[Opening Input material section]
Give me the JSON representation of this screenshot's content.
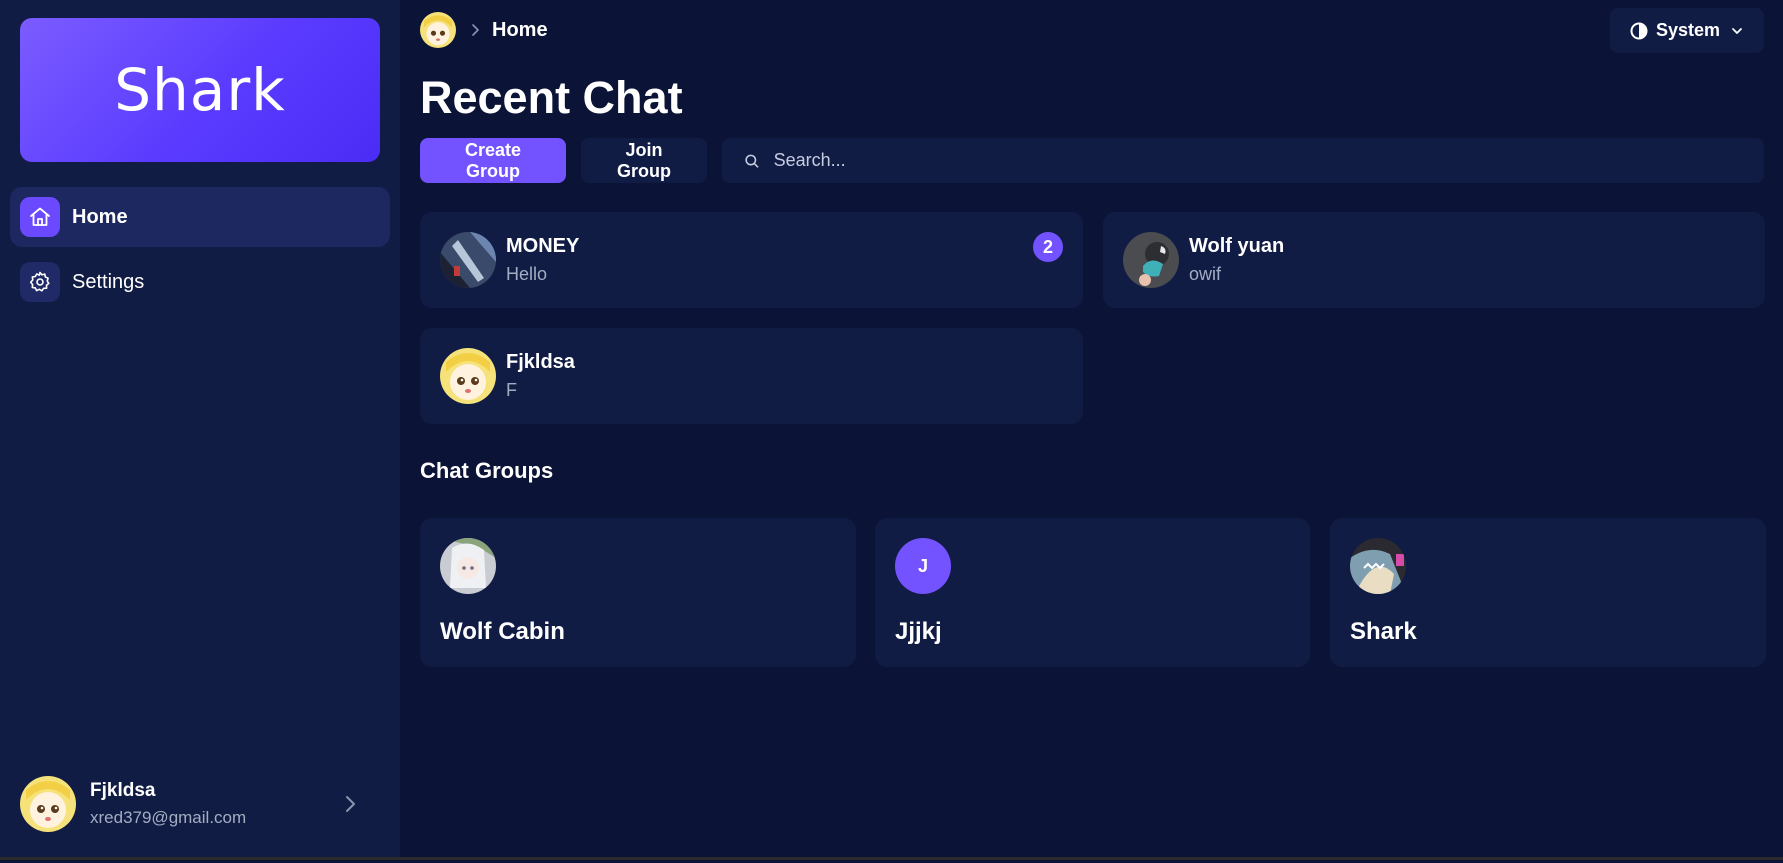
{
  "sidebar": {
    "brand": "Shark",
    "nav": [
      {
        "label": "Home",
        "icon": "home-icon",
        "active": true
      },
      {
        "label": "Settings",
        "icon": "gear-icon",
        "active": false
      }
    ],
    "user": {
      "name": "Fjkldsa",
      "email": "xred379@gmail.com"
    }
  },
  "topbar": {
    "breadcrumb": "Home",
    "theme_label": "System"
  },
  "main": {
    "title": "Recent Chat",
    "create_group_label": "Create Group",
    "join_group_label": "Join Group",
    "search_placeholder": "Search...",
    "chats": [
      {
        "name": "MONEY",
        "message": "Hello",
        "unread": "2"
      },
      {
        "name": "Wolf yuan",
        "message": "owif"
      },
      {
        "name": "Fjkldsa",
        "message": "F"
      }
    ],
    "groups_title": "Chat Groups",
    "groups": [
      {
        "name": "Wolf Cabin"
      },
      {
        "name": "Jjjkj",
        "initial": "J"
      },
      {
        "name": "Shark"
      }
    ]
  },
  "colors": {
    "background": "#0b1437",
    "panel": "#111c44",
    "accent": "#7352ff",
    "muted_text": "#a3adc2"
  }
}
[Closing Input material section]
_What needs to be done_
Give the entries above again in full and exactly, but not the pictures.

_Reply to the exercise_
Give me the JSON representation of this screenshot's content.
{
  "sidebar": {
    "brand": "Shark",
    "nav": [
      {
        "label": "Home",
        "icon": "home-icon",
        "active": true
      },
      {
        "label": "Settings",
        "icon": "gear-icon",
        "active": false
      }
    ],
    "user": {
      "name": "Fjkldsa",
      "email": "xred379@gmail.com"
    }
  },
  "topbar": {
    "breadcrumb": "Home",
    "theme_label": "System"
  },
  "main": {
    "title": "Recent Chat",
    "create_group_label": "Create Group",
    "join_group_label": "Join Group",
    "search_placeholder": "Search...",
    "chats": [
      {
        "name": "MONEY",
        "message": "Hello",
        "unread": "2"
      },
      {
        "name": "Wolf yuan",
        "message": "owif"
      },
      {
        "name": "Fjkldsa",
        "message": "F"
      }
    ],
    "groups_title": "Chat Groups",
    "groups": [
      {
        "name": "Wolf Cabin"
      },
      {
        "name": "Jjjkj",
        "initial": "J"
      },
      {
        "name": "Shark"
      }
    ]
  },
  "colors": {
    "background": "#0b1437",
    "panel": "#111c44",
    "accent": "#7352ff",
    "muted_text": "#a3adc2"
  }
}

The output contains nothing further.